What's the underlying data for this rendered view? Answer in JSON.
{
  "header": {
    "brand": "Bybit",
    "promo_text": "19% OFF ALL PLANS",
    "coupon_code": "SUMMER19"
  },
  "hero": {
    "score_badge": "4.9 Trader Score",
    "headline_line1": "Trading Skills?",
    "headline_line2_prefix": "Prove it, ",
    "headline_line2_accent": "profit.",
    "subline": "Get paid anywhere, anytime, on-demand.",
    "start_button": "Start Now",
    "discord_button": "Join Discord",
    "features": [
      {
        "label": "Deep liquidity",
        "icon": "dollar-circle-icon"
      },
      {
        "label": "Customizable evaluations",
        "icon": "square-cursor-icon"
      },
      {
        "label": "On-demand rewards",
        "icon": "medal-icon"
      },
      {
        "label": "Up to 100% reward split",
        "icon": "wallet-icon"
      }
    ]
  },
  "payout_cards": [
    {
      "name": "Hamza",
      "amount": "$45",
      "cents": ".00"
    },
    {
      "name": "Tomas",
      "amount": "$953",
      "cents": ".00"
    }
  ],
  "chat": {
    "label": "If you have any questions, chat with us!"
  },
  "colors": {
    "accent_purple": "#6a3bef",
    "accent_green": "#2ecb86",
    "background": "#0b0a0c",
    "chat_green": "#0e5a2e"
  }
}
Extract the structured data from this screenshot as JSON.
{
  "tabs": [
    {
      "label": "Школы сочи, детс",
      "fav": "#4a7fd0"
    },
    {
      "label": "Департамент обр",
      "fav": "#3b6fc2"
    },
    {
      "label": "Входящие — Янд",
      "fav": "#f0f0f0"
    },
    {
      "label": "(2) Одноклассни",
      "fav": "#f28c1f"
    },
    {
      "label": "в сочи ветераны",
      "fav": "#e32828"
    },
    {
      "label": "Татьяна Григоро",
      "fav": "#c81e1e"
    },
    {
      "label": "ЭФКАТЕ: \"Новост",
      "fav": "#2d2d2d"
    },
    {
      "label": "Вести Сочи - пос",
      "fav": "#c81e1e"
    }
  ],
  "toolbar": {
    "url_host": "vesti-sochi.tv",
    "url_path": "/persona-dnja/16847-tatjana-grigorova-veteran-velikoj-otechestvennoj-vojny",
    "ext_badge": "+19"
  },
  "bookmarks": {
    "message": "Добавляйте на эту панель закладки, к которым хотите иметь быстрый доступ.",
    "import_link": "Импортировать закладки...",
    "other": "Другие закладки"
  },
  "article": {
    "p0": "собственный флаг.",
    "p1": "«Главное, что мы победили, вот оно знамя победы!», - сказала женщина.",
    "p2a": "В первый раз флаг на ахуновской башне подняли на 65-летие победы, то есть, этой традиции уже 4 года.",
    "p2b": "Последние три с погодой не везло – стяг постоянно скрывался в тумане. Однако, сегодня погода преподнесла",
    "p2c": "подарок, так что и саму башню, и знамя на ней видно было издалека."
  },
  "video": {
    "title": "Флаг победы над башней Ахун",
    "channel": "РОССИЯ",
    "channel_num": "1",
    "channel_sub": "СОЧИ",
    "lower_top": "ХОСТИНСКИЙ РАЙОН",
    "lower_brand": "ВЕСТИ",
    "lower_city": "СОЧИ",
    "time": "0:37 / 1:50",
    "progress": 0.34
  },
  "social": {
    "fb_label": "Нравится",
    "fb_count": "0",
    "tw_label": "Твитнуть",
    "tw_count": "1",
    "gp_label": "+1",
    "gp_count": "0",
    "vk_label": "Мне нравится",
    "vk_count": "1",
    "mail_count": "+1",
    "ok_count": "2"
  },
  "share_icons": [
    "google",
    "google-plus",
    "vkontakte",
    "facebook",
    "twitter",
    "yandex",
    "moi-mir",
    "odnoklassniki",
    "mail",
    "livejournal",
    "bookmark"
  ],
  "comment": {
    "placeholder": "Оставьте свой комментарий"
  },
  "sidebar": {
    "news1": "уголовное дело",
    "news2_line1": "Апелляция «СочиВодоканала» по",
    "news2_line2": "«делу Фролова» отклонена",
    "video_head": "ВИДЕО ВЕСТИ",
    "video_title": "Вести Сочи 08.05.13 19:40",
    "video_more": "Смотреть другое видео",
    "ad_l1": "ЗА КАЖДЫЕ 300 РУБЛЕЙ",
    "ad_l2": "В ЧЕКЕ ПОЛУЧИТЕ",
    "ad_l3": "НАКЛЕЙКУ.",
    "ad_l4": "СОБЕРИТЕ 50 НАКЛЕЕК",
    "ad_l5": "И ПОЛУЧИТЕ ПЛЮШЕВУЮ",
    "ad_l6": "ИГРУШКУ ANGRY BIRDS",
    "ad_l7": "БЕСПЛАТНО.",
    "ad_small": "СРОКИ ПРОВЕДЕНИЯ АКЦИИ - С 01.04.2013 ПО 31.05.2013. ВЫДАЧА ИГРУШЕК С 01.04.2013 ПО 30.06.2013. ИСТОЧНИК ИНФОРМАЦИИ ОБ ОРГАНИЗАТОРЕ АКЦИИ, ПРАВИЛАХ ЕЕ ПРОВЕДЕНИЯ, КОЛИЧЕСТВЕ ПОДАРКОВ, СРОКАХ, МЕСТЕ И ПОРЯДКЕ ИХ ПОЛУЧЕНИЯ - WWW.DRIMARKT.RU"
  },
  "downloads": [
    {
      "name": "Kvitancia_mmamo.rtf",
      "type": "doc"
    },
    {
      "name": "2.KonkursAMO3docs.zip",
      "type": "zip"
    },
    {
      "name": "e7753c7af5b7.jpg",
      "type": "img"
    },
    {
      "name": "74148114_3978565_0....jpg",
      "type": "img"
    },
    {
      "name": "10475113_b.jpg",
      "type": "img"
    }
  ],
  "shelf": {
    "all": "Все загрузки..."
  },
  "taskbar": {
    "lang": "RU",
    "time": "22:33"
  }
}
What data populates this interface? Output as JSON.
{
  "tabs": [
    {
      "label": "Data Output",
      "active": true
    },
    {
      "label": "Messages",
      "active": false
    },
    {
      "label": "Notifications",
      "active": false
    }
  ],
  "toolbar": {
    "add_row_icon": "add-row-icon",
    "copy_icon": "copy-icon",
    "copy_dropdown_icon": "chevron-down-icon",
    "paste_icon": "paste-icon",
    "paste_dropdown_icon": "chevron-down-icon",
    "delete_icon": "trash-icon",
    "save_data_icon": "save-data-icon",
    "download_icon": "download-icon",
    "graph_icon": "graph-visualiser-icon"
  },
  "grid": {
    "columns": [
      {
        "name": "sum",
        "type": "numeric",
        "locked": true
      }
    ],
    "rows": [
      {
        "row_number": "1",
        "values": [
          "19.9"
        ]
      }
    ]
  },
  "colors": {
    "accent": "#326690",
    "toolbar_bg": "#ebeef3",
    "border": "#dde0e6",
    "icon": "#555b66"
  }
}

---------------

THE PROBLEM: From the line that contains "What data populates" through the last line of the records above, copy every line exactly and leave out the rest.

WRITTEN SOLUTION:
What data populates this interface? Output as JSON.
{
  "tabs": [
    {
      "label": "Data Output",
      "active": true
    },
    {
      "label": "Messages",
      "active": false
    },
    {
      "label": "Notifications",
      "active": false
    }
  ],
  "toolbar": {
    "add_row_icon": "add-row-icon",
    "copy_icon": "copy-icon",
    "copy_dropdown_icon": "chevron-down-icon",
    "paste_icon": "paste-icon",
    "paste_dropdown_icon": "chevron-down-icon",
    "delete_icon": "trash-icon",
    "save_data_icon": "save-data-icon",
    "download_icon": "download-icon",
    "graph_icon": "graph-visualiser-icon"
  },
  "grid": {
    "columns": [
      {
        "name": "sum",
        "type": "numeric",
        "locked": true
      }
    ],
    "rows": [
      {
        "row_number": "1",
        "values": [
          "19.9"
        ]
      }
    ]
  },
  "colors": {
    "accent": "#326690",
    "toolbar_bg": "#ebeef3",
    "border": "#dde0e6",
    "icon": "#555b66"
  }
}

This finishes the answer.